The former field commanders, each of whom established control over a specific district of Chechnya during the war, have thus emerged as a counterbalance and complement to the "teyps" (clans) that until late1994 were the single most important social and political entity. (There is a strict hierarchy among the more than 150 Chechen teyps, the most numerous and powerful of which, the "benoy," is one of the 20 or so oldest and most respected such groups.)
This is not to assert that the power of the teyps has been totally eclipsed or that teyp membership carries no clout. Various teyps still control foreign policy and the oil sector, for example. Maskhadov's own faction is supported by Chechen businessmen from the smaller teyps who made their fortunes in Russia during the war. And two other groups jockeying for power are likewise teyp-oriented: the former Dudaev faction, which also includes representatives of some Ingush teyps; and that of Dudaev's deputy president, writer Zelimkhan Yandarbiev, and former chairman of the Chechen Oil Company, Khozh-Akhmet Yarikhanov, both of whom reportedly enjoy the support of the richest and noblest teyps.
This latter faction also includes radical field commander Raduev and First Deputy Prime Minister Movladi Udugov, who, lacking teyp support, is engaged in building an alternative power base in the form of the Islamic Path party, which he heads. In August 1997, Yandarbiev and Raduev founded the Warriors of Freedom movement, which is composed of some 1,000 war veterans and opposes any compromise approach to securing Chechnya's formal independence from the Russian Federation. The visible erosion of Maskhadov's authority dates from May 1997, when he and Russian President Boris Yeltsin met in Moscow to sign a formal treaty on peace and bilateral relations. That move reportedly so outraged the Field Commanders' Council that its members contemplated a coup to depose Maskhadov. In early July, Shamil Basaev, at that time perceived as Maskhadov's most influential supporter within the council, resigned from his post as deputy premier. Basaev himself declined to comment on his motives, but one observer has claimed that Basaev's directives were routinely ignored and that he was not consulted when decisions were taken on matters within his competence.
In late September, Vice President Arsanov, described by one Russian journalist as "unpredictable, single-minded, and ruthless," spontaneously ordered the expulsion of the entire Russian mission in Grozny. That move highlighted his role as what Ivan Rybkin, Lebed's successor as Security Council secretary, termed "the tail that controls the fox." One month later, in a possible bid to preclude further destabilizing moves by Arsanov, Maskhadov named Basaev first deputy prime minister and empowered him to act as premier during Maskhadov's private visits to Turkey and the U.S.

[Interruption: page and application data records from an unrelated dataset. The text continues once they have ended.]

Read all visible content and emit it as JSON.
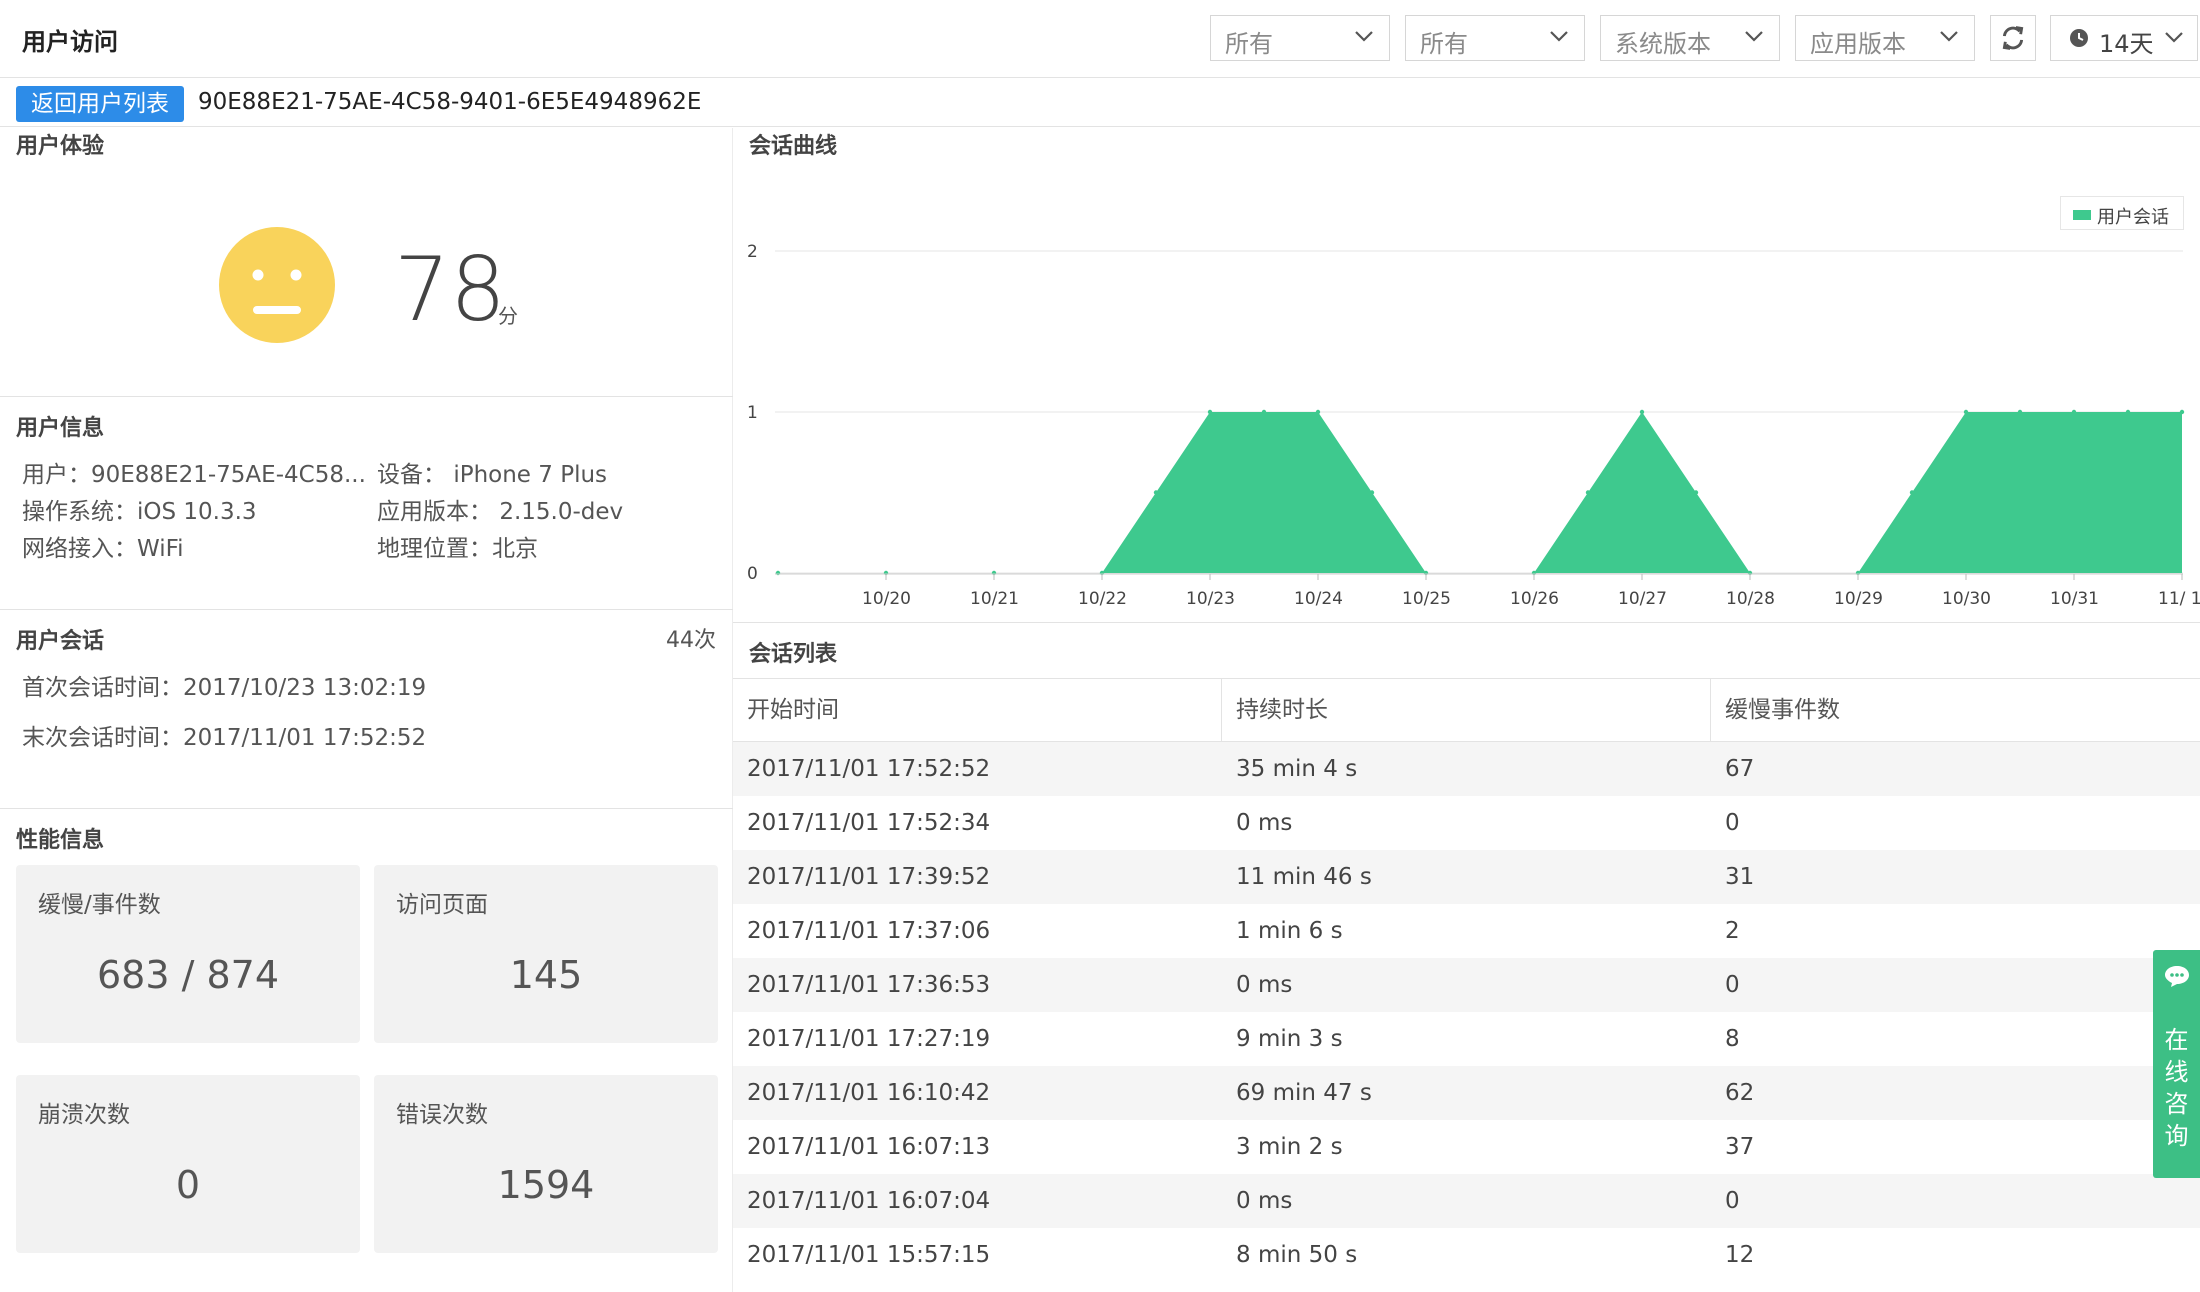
{
  "header": {
    "title": "用户访问",
    "filters": [
      {
        "value": "所有"
      },
      {
        "value": "所有"
      },
      {
        "value": "系统版本"
      },
      {
        "value": "应用版本"
      }
    ],
    "time_range": "14天",
    "icons": {
      "refresh": "refresh-icon",
      "clock": "clock-icon",
      "dropdown": "chevron-down-icon"
    }
  },
  "breadcrumb": {
    "back_label": "返回用户列表",
    "user_id": "90E88E21-75AE-4C58-9401-6E5E4948962E"
  },
  "experience": {
    "title": "用户体验",
    "score": "78",
    "unit": "分",
    "face_icon": "neutral-face-icon",
    "face_color": "#f9d35b"
  },
  "user_info": {
    "title": "用户信息",
    "user_label": "用户：",
    "user_value": "90E88E21-75AE-4C58...",
    "device_label": "设备：",
    "device_value": "iPhone 7 Plus",
    "os_label": "操作系统：",
    "os_value": "iOS 10.3.3",
    "app_version_label": "应用版本：",
    "app_version_value": "2.15.0-dev",
    "network_label": "网络接入：",
    "network_value": "WiFi",
    "location_label": "地理位置：",
    "location_value": "北京"
  },
  "sessions_info": {
    "title": "用户会话",
    "count": "44次",
    "first_label": "首次会话时间：",
    "first_value": "2017/10/23 13:02:19",
    "last_label": "末次会话时间：",
    "last_value": "2017/11/01 17:52:52"
  },
  "performance": {
    "title": "性能信息",
    "cards": [
      {
        "label": "缓慢/事件数",
        "value": "683 / 874"
      },
      {
        "label": "访问页面",
        "value": "145"
      },
      {
        "label": "崩溃次数",
        "value": "0"
      },
      {
        "label": "错误次数",
        "value": "1594"
      }
    ]
  },
  "chart_title": "会话曲线",
  "chart_data": {
    "type": "area",
    "title": "会话曲线",
    "categories": [
      "10/20",
      "10/21",
      "10/22",
      "10/23",
      "10/24",
      "10/25",
      "10/26",
      "10/27",
      "10/28",
      "10/29",
      "10/30",
      "10/31",
      "11/ 1"
    ],
    "x": [
      "10/19 12:00",
      "10/20 12:00",
      "10/21 12:00",
      "10/22 12:00",
      "10/23 00:00",
      "10/23 12:00",
      "10/24 00:00",
      "10/24 12:00",
      "10/25 00:00",
      "10/25 12:00",
      "10/26 12:00",
      "10/27 00:00",
      "10/27 12:00",
      "10/28 00:00",
      "10/28 12:00",
      "10/29 12:00",
      "10/30 00:00",
      "10/30 12:00",
      "10/31 00:00",
      "10/31 12:00",
      "11/1 00:00",
      "11/1 12:00"
    ],
    "series": [
      {
        "name": "用户会话",
        "color": "#3ec98e",
        "values": [
          0,
          0,
          0,
          0,
          0.5,
          1,
          1,
          1,
          0.5,
          0,
          0,
          0.5,
          1,
          0.5,
          0,
          0,
          0.5,
          1,
          1,
          1,
          1,
          1
        ]
      }
    ],
    "yticks": [
      0,
      1,
      2
    ],
    "ylim": [
      0,
      2
    ],
    "legend": "top-right",
    "grid": true
  },
  "table": {
    "title": "会话列表",
    "columns": [
      "开始时间",
      "持续时长",
      "缓慢事件数"
    ],
    "rows": [
      [
        "2017/11/01 17:52:52",
        "35 min 4 s",
        "67"
      ],
      [
        "2017/11/01 17:52:34",
        "0 ms",
        "0"
      ],
      [
        "2017/11/01 17:39:52",
        "11 min 46 s",
        "31"
      ],
      [
        "2017/11/01 17:37:06",
        "1 min 6 s",
        "2"
      ],
      [
        "2017/11/01 17:36:53",
        "0 ms",
        "0"
      ],
      [
        "2017/11/01 17:27:19",
        "9 min 3 s",
        "8"
      ],
      [
        "2017/11/01 16:10:42",
        "69 min 47 s",
        "62"
      ],
      [
        "2017/11/01 16:07:13",
        "3 min 2 s",
        "37"
      ],
      [
        "2017/11/01 16:07:04",
        "0 ms",
        "0"
      ],
      [
        "2017/11/01 15:57:15",
        "8 min 50 s",
        "12"
      ]
    ]
  },
  "consult": {
    "label": "在线咨询",
    "icon": "chat-bubble-icon",
    "color": "#3dbf85"
  }
}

It is unclear whether Maskhadov will continue to combine the posts of president and prime minister as he has done until now, despite objections from the Field Commanders' Council. Since Arsanov reportedly exercises full control over domestic political and economic issues, Basaev may find himself frustrated and side-lined if Maskhadov appoints him prime minister. Moreover, Basaev would be unable to prevent the further erosion of Maskhadov's dwindling authority.
Meanwhile, Yandarbiev, Raduev and Udugov, united by their pathological antipathy to Russia, await an opportune moment to realize their shared objective of establishing an Islamic state in the North Caucasus. Maskhadov's avowed commitment to dialogue with Moscow is the single largest impediment to that objective.
Reprinted with permission of Radio Free Europe/Radio Liberty